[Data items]
- Opening Delimiter -
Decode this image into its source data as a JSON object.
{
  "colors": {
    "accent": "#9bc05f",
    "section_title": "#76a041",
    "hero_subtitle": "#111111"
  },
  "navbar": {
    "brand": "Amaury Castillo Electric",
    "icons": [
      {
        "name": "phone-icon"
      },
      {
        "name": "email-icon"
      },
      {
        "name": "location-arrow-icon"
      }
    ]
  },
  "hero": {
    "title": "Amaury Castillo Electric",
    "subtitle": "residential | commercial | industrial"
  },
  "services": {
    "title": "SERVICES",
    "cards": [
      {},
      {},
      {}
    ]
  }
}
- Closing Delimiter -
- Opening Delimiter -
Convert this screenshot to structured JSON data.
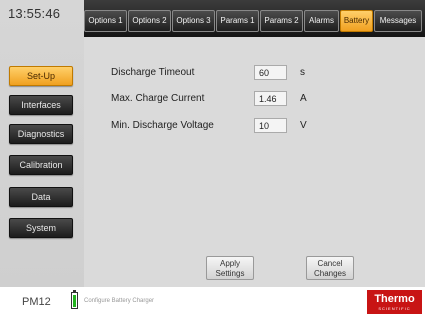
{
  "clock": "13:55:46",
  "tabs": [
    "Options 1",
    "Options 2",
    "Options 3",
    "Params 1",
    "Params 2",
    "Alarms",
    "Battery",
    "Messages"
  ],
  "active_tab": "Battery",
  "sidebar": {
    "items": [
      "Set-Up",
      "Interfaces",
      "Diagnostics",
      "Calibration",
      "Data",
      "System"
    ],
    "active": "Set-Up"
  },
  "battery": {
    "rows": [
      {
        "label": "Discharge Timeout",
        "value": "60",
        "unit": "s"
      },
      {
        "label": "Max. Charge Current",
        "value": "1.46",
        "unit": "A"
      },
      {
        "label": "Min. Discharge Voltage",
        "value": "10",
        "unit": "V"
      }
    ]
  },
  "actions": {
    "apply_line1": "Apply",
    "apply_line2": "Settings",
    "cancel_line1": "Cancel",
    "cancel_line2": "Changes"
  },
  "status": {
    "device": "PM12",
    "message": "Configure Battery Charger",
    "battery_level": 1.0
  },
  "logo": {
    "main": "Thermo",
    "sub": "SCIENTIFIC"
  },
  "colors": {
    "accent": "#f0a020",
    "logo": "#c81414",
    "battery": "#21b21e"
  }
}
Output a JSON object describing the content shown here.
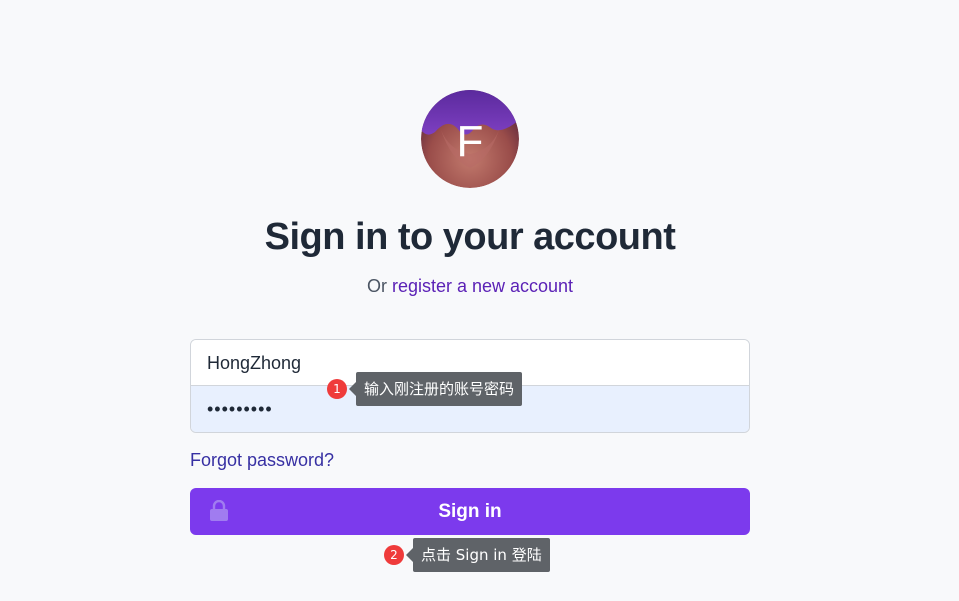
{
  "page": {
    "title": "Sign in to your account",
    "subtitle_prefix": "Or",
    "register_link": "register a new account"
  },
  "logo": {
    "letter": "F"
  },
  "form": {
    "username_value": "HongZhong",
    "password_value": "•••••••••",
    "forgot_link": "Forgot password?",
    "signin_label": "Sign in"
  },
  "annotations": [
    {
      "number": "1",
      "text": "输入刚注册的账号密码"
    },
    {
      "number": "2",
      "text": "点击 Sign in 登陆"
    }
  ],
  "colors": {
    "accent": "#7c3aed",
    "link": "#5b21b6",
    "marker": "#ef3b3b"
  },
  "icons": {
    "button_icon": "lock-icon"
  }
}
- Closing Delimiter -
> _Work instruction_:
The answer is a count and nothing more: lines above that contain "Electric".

> _Exercise output_:
2